Like Flemish Energy Minister Zuhal Demir and French President Emmanuel Macron, Alexander De Croo is in favour of a “pause” in European climate legislation, the Belgian Prime Minister said on VRT’s Terzake programme on Tuesday evening.
“At some point, you have to make a choice. Is this the right time to do everything at once?” he asked.
For De Croo, legislation should not be “overloaded” by tightening standards for nitrogen, nature restoration and biodiversity, in addition to targets for CO2 emissions.
That would have two negative consequences, he said: firstly, industry would not be able to keep up, and the CO2 reduction targets would not be met, and secondly, the current climate momentum would be lost.
“That’s why I’m asking to press ‘pause’. Let’s not go too far with things that, strictly speaking, have nothing to do with global warming,” the Prime Minister recommended. “These other issues are just as important, but they need to be phased in more.”
The first reactions to the Prime’s Minister’s remarks were not long in coming.
Zuhal Demir said she was “surprised.” “The federal government’s shift is a good thing, but it’s not enough,” the Flemish energy minister said.
Coalition-partner Groen deemed De Croo’s statements “scandalous” and said they were “not covered by the government.”

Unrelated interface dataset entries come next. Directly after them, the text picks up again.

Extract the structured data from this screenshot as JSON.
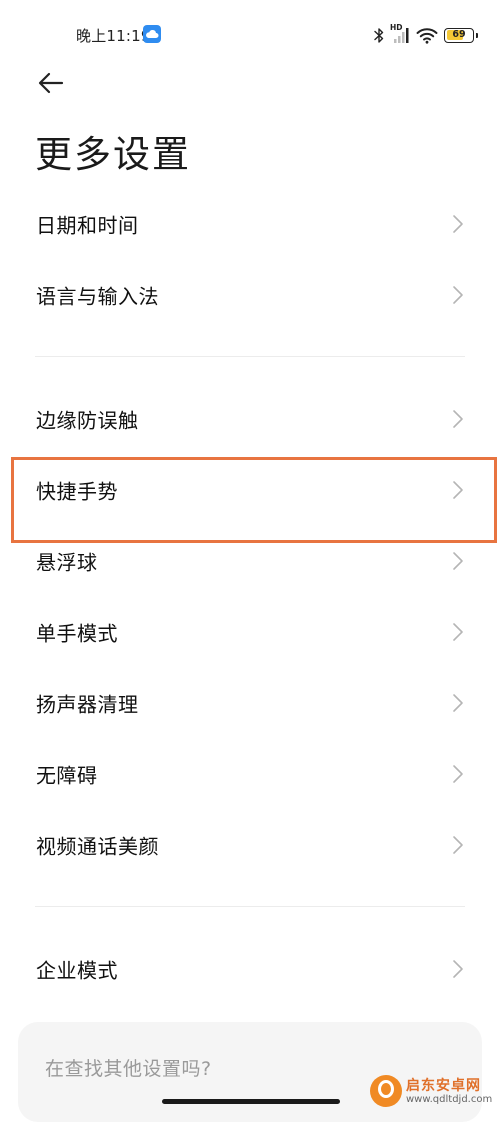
{
  "status_bar": {
    "time": "晚上11:19",
    "network_label": "HD",
    "battery_level": "69",
    "battery_percent": 69
  },
  "header": {
    "back_icon": "arrow-left-icon",
    "title": "更多设置"
  },
  "settings": {
    "group1": [
      {
        "label": "日期和时间"
      },
      {
        "label": "语言与输入法"
      }
    ],
    "group2": [
      {
        "label": "边缘防误触"
      },
      {
        "label": "快捷手势"
      },
      {
        "label": "悬浮球"
      },
      {
        "label": "单手模式"
      },
      {
        "label": "扬声器清理"
      },
      {
        "label": "无障碍"
      },
      {
        "label": "视频通话美颜"
      }
    ],
    "group3": [
      {
        "label": "企业模式"
      }
    ]
  },
  "search_card": {
    "prompt": "在查找其他设置吗?"
  },
  "highlight": {
    "color": "#e87440",
    "target": "快捷手势"
  },
  "watermark": {
    "name": "启东安卓网",
    "url": "www.qdltdjd.com"
  },
  "colors": {
    "accent": "#e87440",
    "chevron": "#b5b5b5",
    "battery": "#f3c836"
  }
}
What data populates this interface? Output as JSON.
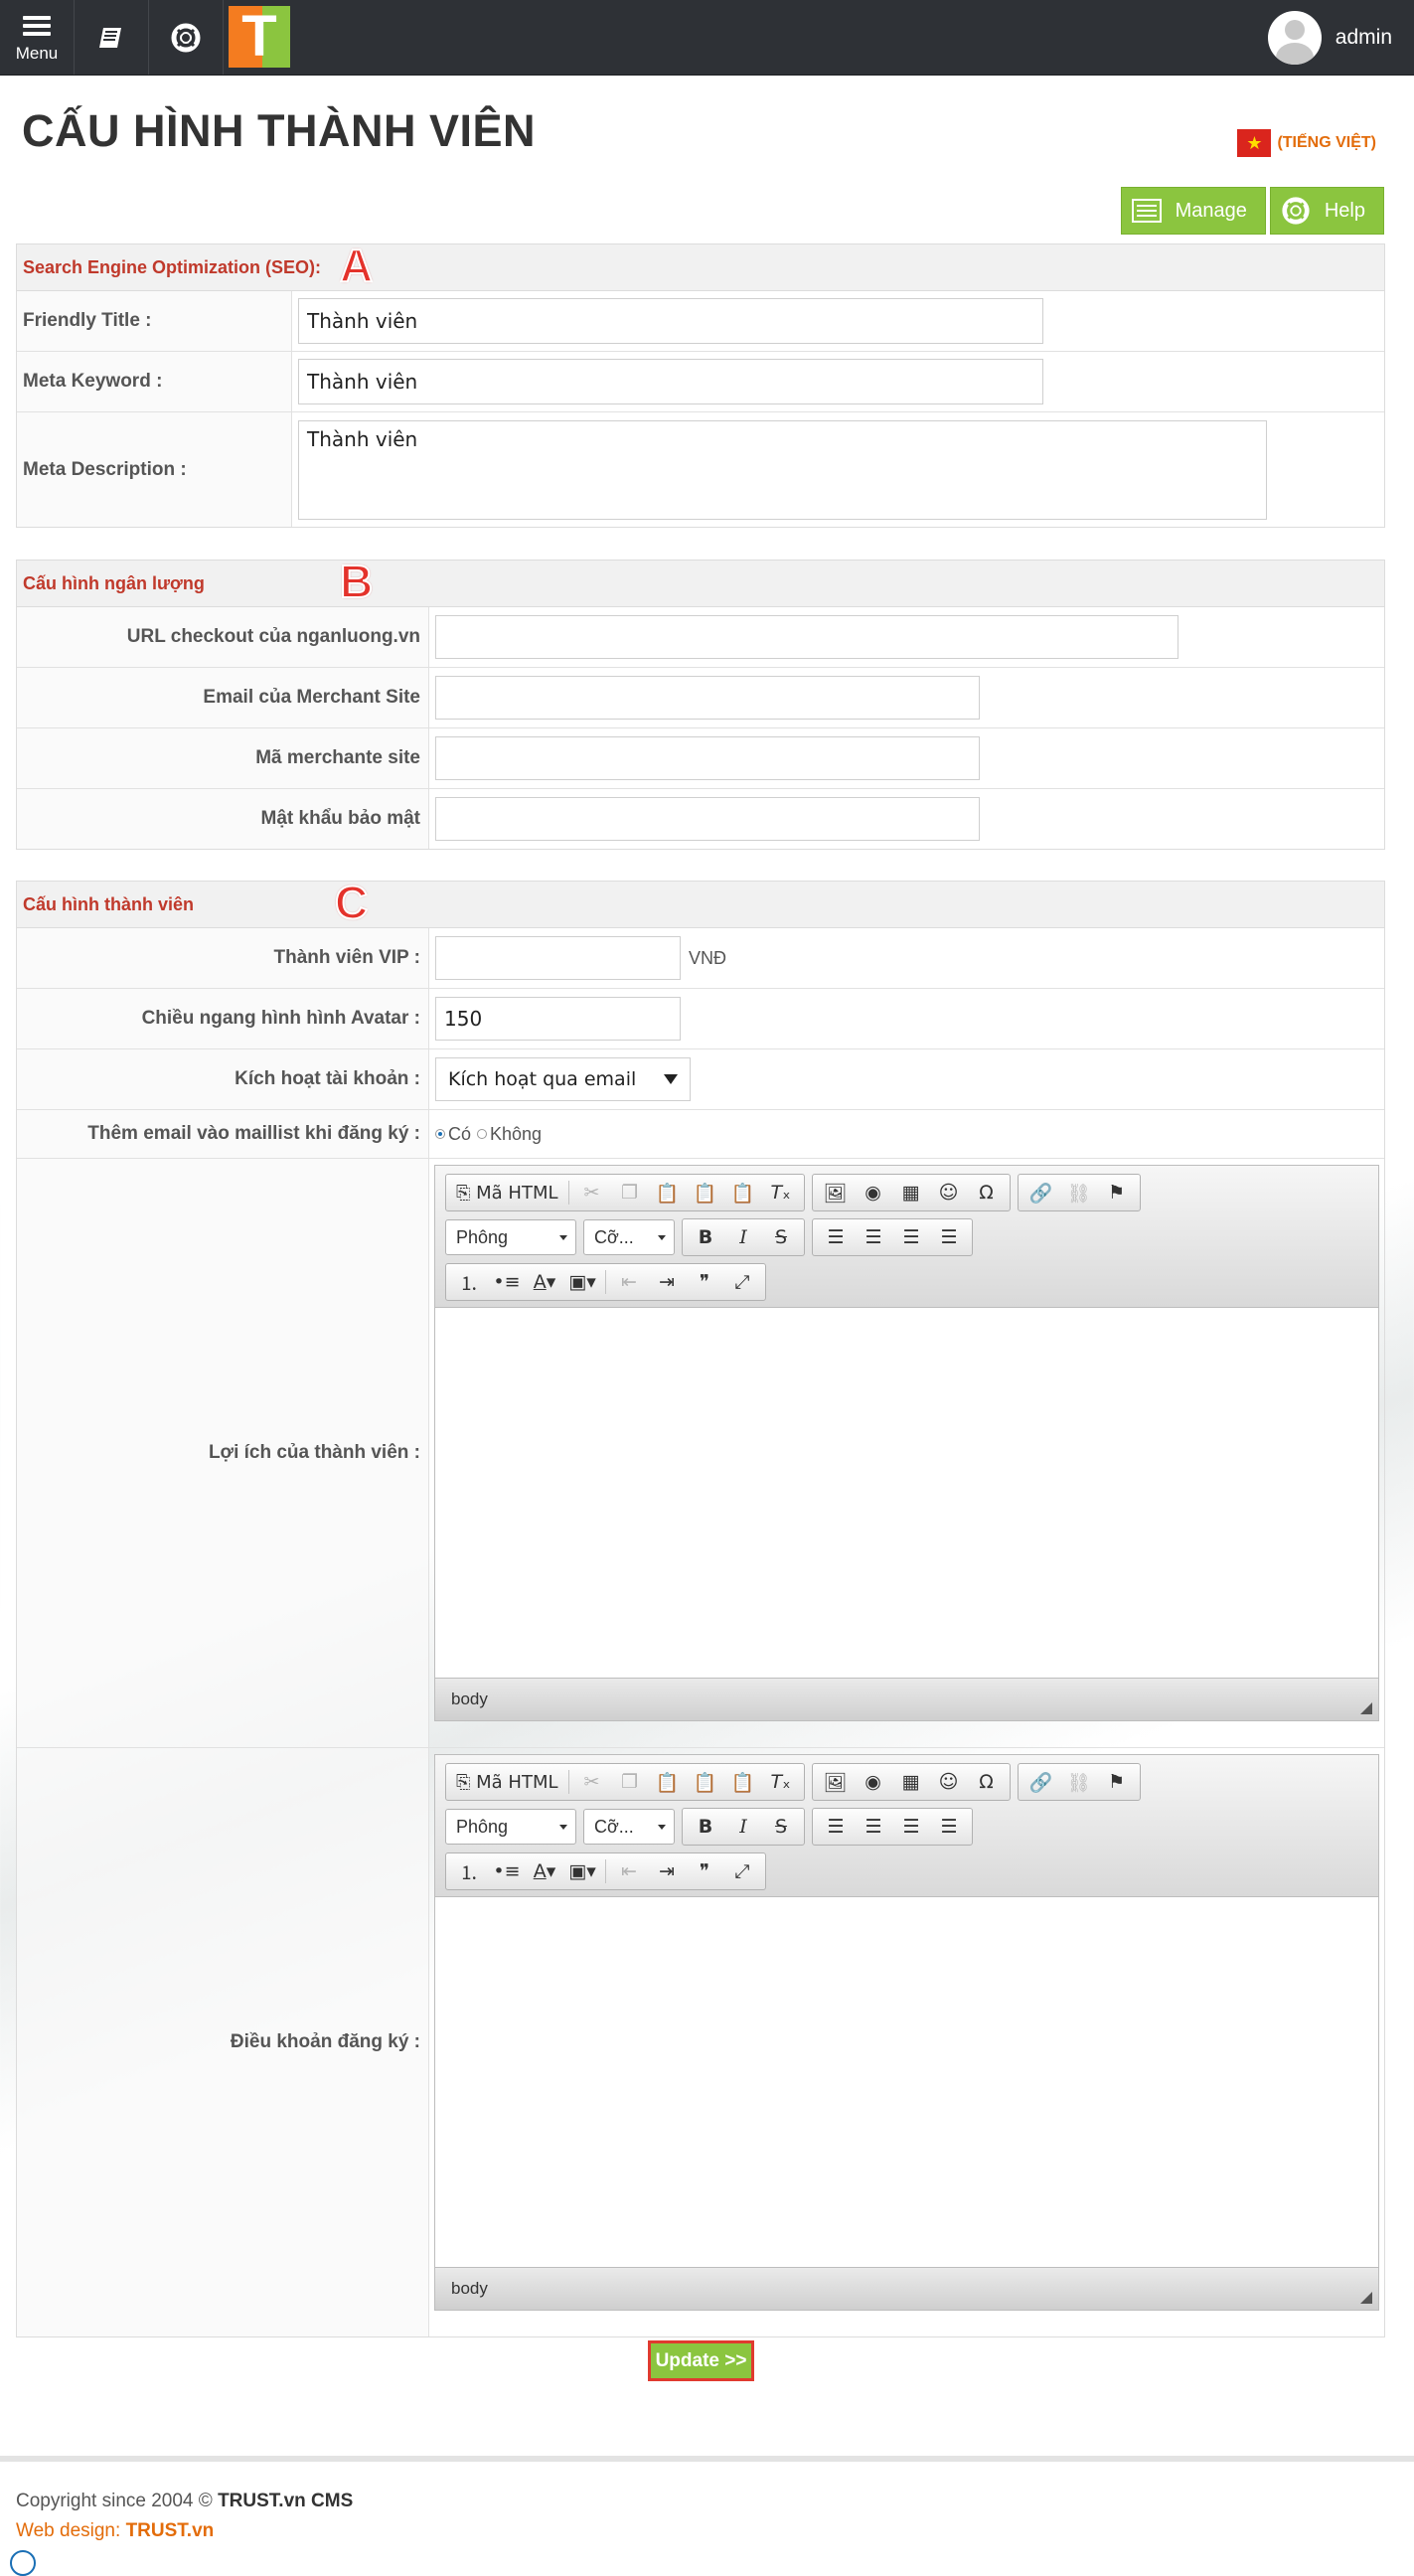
{
  "topbar": {
    "menu_label": "Menu",
    "logo_letter": "T",
    "user_name": "admin"
  },
  "page": {
    "title": "CẤU HÌNH THÀNH VIÊN",
    "language": "(TIẾNG VIỆT)",
    "actions": {
      "manage": "Manage",
      "help": "Help"
    }
  },
  "seo": {
    "title": "Search Engine Optimization (SEO):",
    "marker": "A",
    "friendly_title_label": "Friendly Title :",
    "friendly_title_value": "Thành viên",
    "meta_keyword_label": "Meta Keyword :",
    "meta_keyword_value": "Thành viên",
    "meta_description_label": "Meta Description :",
    "meta_description_value": "Thành viên"
  },
  "nganluong": {
    "title": "Cấu hình ngân lượng",
    "marker": "B",
    "url_label": "URL checkout của nganluong.vn",
    "url_value": "",
    "email_label": "Email của Merchant Site",
    "email_value": "",
    "merchant_label": "Mã merchante site",
    "merchant_value": "",
    "password_label": "Mật khẩu bảo mật",
    "password_value": ""
  },
  "member": {
    "title": "Cấu hình thành viên",
    "marker": "C",
    "vip_label": "Thành viên VIP :",
    "vip_value": "",
    "vip_unit": "VNĐ",
    "avatar_label": "Chiều ngang hình hình Avatar :",
    "avatar_value": "150",
    "activate_label": "Kích hoạt tài khoản :",
    "activate_value": "Kích hoạt qua email",
    "maillist_label": "Thêm email vào maillist khi đăng ký :",
    "maillist_yes": "Có",
    "maillist_no": "Không",
    "benefits_label": "Lợi ích của thành viên :",
    "terms_label": "Điều khoản đăng ký :"
  },
  "editor": {
    "source_label": "Mã HTML",
    "font_label": "Phông",
    "size_label": "Cỡ...",
    "footer_path": "body"
  },
  "update_label": "Update >>",
  "footer": {
    "copyright_prefix": "Copyright since 2004 ©",
    "copyright_brand": "TRUST.vn CMS",
    "webdesign_prefix": "Web design:",
    "webdesign_brand": "TRUST.vn"
  }
}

“European agreements are not paper rags,” Groen co-chairs Jeremie Vaneeckhout and Nadia Naji commented. “Nature and climate are inseparable. It is not a pause that we need, but an acceleration.”